▶ **Activity**:
Among the lines below, tally those that contain "Orders" and respond with the total only.

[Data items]

◆ ◆ ◆ ◆ ◆

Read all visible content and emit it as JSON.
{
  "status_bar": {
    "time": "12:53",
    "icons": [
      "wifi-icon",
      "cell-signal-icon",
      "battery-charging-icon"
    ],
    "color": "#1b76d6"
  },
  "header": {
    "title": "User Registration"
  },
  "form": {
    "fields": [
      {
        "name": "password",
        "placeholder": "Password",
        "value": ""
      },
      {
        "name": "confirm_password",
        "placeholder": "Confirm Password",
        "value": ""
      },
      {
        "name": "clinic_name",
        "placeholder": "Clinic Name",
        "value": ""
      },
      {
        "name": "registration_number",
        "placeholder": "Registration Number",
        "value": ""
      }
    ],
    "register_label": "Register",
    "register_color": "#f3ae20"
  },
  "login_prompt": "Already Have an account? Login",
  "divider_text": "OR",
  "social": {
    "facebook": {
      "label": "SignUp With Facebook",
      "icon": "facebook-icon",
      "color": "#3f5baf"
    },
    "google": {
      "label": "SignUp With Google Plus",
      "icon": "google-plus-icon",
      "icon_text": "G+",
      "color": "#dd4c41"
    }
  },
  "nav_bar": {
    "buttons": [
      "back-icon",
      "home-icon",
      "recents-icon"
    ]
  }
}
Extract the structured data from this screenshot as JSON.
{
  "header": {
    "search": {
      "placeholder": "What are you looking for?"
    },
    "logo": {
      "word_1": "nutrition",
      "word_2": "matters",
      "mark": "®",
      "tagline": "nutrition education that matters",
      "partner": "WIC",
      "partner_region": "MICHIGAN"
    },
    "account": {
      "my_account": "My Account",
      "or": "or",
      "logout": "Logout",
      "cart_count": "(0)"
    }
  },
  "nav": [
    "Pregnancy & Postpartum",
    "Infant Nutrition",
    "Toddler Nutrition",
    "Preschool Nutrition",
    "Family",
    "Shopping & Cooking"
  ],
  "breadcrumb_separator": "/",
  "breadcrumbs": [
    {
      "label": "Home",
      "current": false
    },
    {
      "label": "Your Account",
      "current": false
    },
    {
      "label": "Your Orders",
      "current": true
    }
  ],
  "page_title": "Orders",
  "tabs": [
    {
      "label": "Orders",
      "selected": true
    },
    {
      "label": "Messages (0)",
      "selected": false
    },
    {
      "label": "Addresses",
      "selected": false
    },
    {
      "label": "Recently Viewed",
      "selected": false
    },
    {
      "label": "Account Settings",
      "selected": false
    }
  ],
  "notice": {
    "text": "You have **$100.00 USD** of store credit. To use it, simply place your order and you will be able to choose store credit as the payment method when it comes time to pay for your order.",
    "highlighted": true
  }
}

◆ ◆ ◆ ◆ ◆

▶ **Exercise result**:
3